Hi Lon, You must remember things are still happening sequentially no matter what it looks like. In your case, think of filling a queue with event requests. When a Swing component needs to be repainted or updated the event is placed into the queue. The queue is the same one that your update is pumping full at 4 times per second! The painting of components takes relatively longer than anything else. JTrees and JTables are the worst because they have so many sub components that require repainting ... you need to account for this when you are filling in the event queue. You might only be able to handle 2 times per second updates, etc. Of course, you can always get a faster machine. I hear SGI makes some graphical screamers for around $80-$100K. Regards, Manfred.
Joined: May 24, 2001
Manfred, First of all I have been corrected by the guy doing the data updates on the backend that I only get the updates at 1 Hz so I was wrong about the 4 Hz updates (our C++ GUI does updates at 4 Hz). I can see what you are saying, but I don't see how/why my LEFT table is displaying data being updated to the RIGHT table. I tried making separate tableModels to fix this problem but that didn't work either. The thing is that I have repeated this scenario on a few other panels so my problem shows up in several places. I even hardcoded some of the data just to prove this and sure enough the RIGHT tables data is showing up in my LEFT table even after I had created separate tableModels instead of separate instances of the same model. There has to be a way to fix this...

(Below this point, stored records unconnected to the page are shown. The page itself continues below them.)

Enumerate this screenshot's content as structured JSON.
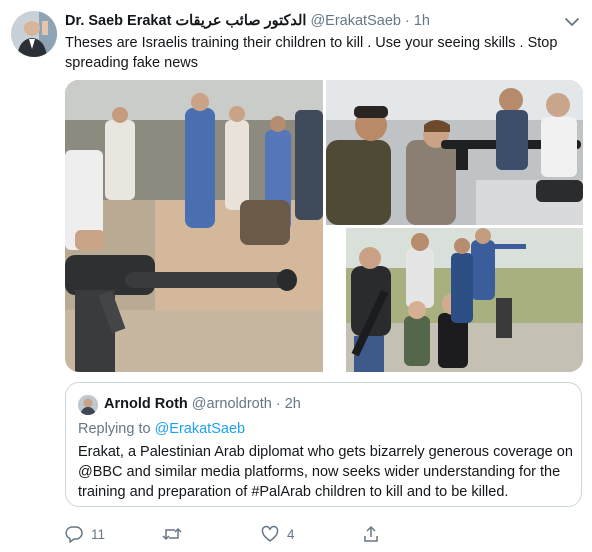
{
  "author": {
    "name": "Dr. Saeb Erakat",
    "name_arabic": "الدكتور صائب عريقات",
    "handle": "@ErakatSaeb",
    "separator": "·",
    "time": "1h"
  },
  "tweet_text": "Theses are Israelis training their children to kill . Use your seeing skills . Stop spreading fake news",
  "quoted": {
    "name": "Arnold Roth",
    "handle": "@arnoldroth",
    "separator": "·",
    "time": "2h",
    "replying_prefix": "Replying to ",
    "replying_to": "@ErakatSaeb",
    "text": "Erakat, a Palestinian Arab diplomat who gets bizarrely generous coverage on @BBC and similar media platforms, now seeks wider understanding for the training and preparation of #PalArab children to kill and to be killed."
  },
  "actions": {
    "reply_count": "11",
    "retweet_count": "",
    "like_count": "4"
  },
  "colors": {
    "text": "#14171a",
    "secondary": "#657786",
    "link": "#1da1f2",
    "border": "#ccd6dd"
  },
  "icons": {
    "caret": "chevron-down-icon",
    "reply": "reply-icon",
    "retweet": "retweet-icon",
    "like": "heart-icon",
    "share": "share-icon"
  }
}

The problem stemmed from using the same vector to initialize both table's rows using the addRow(vector) method. I had seen this before but it slipped my memory. Somehow using the same vector for both tables ties the tables together in a very undesireable way. Having separate loops to intialize the two tables instead of one loop intializing both has fixed the problem. Thanks to everyone that responded...